▶ **Dataset rows for apps and sites**
'''

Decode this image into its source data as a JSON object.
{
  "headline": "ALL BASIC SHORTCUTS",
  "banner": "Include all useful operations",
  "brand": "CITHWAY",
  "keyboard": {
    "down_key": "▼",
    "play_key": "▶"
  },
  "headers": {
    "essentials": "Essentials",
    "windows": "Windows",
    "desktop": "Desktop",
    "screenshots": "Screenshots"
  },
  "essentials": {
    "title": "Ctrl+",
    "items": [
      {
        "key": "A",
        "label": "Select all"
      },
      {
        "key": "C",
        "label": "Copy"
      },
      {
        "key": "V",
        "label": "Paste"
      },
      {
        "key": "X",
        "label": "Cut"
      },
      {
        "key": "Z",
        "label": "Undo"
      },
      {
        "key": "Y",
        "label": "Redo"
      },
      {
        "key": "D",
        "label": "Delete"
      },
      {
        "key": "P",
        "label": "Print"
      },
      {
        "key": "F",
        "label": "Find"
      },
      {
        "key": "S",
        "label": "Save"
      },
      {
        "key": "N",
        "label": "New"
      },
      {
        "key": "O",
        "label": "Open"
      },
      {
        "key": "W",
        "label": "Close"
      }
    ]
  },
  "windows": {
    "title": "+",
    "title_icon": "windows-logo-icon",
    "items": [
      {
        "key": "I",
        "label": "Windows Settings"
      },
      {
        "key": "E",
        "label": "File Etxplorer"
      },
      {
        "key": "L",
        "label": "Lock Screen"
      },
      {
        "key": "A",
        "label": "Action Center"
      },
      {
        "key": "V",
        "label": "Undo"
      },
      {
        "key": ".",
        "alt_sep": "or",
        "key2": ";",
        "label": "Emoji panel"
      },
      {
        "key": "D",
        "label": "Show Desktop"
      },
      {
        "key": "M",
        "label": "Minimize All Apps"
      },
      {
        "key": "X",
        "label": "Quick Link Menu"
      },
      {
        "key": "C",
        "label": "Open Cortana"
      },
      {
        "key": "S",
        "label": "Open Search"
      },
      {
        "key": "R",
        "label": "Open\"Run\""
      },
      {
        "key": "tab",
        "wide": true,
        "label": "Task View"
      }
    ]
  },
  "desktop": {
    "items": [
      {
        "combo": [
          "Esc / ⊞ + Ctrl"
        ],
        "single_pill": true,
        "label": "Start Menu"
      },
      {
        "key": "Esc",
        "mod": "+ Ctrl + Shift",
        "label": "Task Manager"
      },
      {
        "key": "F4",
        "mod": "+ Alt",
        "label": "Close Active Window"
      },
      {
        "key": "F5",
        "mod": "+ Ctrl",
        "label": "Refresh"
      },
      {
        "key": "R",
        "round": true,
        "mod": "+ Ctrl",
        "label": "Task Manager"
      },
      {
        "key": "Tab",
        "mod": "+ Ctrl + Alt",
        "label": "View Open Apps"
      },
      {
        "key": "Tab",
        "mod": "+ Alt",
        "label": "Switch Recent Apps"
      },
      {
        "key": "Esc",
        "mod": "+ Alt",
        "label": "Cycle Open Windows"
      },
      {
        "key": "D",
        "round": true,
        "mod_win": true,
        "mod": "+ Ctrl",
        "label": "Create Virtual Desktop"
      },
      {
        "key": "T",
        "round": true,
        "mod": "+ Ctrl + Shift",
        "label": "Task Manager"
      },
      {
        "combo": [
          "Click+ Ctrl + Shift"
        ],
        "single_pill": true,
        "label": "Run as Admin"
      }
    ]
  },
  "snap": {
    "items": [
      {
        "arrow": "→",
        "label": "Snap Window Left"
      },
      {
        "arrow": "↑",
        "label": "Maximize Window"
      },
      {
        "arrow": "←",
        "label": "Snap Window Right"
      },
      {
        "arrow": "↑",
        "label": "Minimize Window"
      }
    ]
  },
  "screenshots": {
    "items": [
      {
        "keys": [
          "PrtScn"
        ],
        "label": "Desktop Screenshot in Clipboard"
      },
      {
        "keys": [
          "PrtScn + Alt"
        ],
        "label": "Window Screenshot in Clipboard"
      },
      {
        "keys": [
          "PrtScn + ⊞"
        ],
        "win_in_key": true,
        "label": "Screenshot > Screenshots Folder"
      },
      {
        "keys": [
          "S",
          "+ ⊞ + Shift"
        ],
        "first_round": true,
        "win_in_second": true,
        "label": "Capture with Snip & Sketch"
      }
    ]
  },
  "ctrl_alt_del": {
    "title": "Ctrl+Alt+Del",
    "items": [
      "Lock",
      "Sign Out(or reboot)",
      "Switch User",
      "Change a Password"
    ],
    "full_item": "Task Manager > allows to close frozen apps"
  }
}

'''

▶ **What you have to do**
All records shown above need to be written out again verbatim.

▶ **Answer area**
Decode this image into its source data as a JSON object.
{
  "headline": "ALL BASIC SHORTCUTS",
  "banner": "Include all useful operations",
  "brand": "CITHWAY",
  "keyboard": {
    "down_key": "▼",
    "play_key": "▶"
  },
  "headers": {
    "essentials": "Essentials",
    "windows": "Windows",
    "desktop": "Desktop",
    "screenshots": "Screenshots"
  },
  "essentials": {
    "title": "Ctrl+",
    "items": [
      {
        "key": "A",
        "label": "Select all"
      },
      {
        "key": "C",
        "label": "Copy"
      },
      {
        "key": "V",
        "label": "Paste"
      },
      {
        "key": "X",
        "label": "Cut"
      },
      {
        "key": "Z",
        "label": "Undo"
      },
      {
        "key": "Y",
        "label": "Redo"
      },
      {
        "key": "D",
        "label": "Delete"
      },
      {
        "key": "P",
        "label": "Print"
      },
      {
        "key": "F",
        "label": "Find"
      },
      {
        "key": "S",
        "label": "Save"
      },
      {
        "key": "N",
        "label": "New"
      },
      {
        "key": "O",
        "label": "Open"
      },
      {
        "key": "W",
        "label": "Close"
      }
    ]
  },
  "windows": {
    "title": "+",
    "title_icon": "windows-logo-icon",
    "items": [
      {
        "key": "I",
        "label": "Windows Settings"
      },
      {
        "key": "E",
        "label": "File Etxplorer"
      },
      {
        "key": "L",
        "label": "Lock Screen"
      },
      {
        "key": "A",
        "label": "Action Center"
      },
      {
        "key": "V",
        "label": "Undo"
      },
      {
        "key": ".",
        "alt_sep": "or",
        "key2": ";",
        "label": "Emoji panel"
      },
      {
        "key": "D",
        "label": "Show Desktop"
      },
      {
        "key": "M",
        "label": "Minimize All Apps"
      },
      {
        "key": "X",
        "label": "Quick Link Menu"
      },
      {
        "key": "C",
        "label": "Open Cortana"
      },
      {
        "key": "S",
        "label": "Open Search"
      },
      {
        "key": "R",
        "label": "Open\"Run\""
      },
      {
        "key": "tab",
        "wide": true,
        "label": "Task View"
      }
    ]
  },
  "desktop": {
    "items": [
      {
        "combo": [
          "Esc / ⊞ + Ctrl"
        ],
        "single_pill": true,
        "label": "Start Menu"
      },
      {
        "key": "Esc",
        "mod": "+ Ctrl + Shift",
        "label": "Task Manager"
      },
      {
        "key": "F4",
        "mod": "+ Alt",
        "label": "Close Active Window"
      },
      {
        "key": "F5",
        "mod": "+ Ctrl",
        "label": "Refresh"
      },
      {
        "key": "R",
        "round": true,
        "mod": "+ Ctrl",
        "label": "Task Manager"
      },
      {
        "key": "Tab",
        "mod": "+ Ctrl + Alt",
        "label": "View Open Apps"
      },
      {
        "key": "Tab",
        "mod": "+ Alt",
        "label": "Switch Recent Apps"
      },
      {
        "key": "Esc",
        "mod": "+ Alt",
        "label": "Cycle Open Windows"
      },
      {
        "key": "D",
        "round": true,
        "mod_win": true,
        "mod": "+ Ctrl",
        "label": "Create Virtual Desktop"
      },
      {
        "key": "T",
        "round": true,
        "mod": "+ Ctrl + Shift",
        "label": "Task Manager"
      },
      {
        "combo": [
          "Click+ Ctrl + Shift"
        ],
        "single_pill": true,
        "label": "Run as Admin"
      }
    ]
  },
  "snap": {
    "items": [
      {
        "arrow": "→",
        "label": "Snap Window Left"
      },
      {
        "arrow": "↑",
        "label": "Maximize Window"
      },
      {
        "arrow": "←",
        "label": "Snap Window Right"
      },
      {
        "arrow": "↑",
        "label": "Minimize Window"
      }
    ]
  },
  "screenshots": {
    "items": [
      {
        "keys": [
          "PrtScn"
        ],
        "label": "Desktop Screenshot in Clipboard"
      },
      {
        "keys": [
          "PrtScn + Alt"
        ],
        "label": "Window Screenshot in Clipboard"
      },
      {
        "keys": [
          "PrtScn + ⊞"
        ],
        "win_in_key": true,
        "label": "Screenshot > Screenshots Folder"
      },
      {
        "keys": [
          "S",
          "+ ⊞ + Shift"
        ],
        "first_round": true,
        "win_in_second": true,
        "label": "Capture with Snip & Sketch"
      }
    ]
  },
  "ctrl_alt_del": {
    "title": "Ctrl+Alt+Del",
    "items": [
      "Lock",
      "Sign Out(or reboot)",
      "Switch User",
      "Change a Password"
    ],
    "full_item": "Task Manager > allows to close frozen apps"
  }
}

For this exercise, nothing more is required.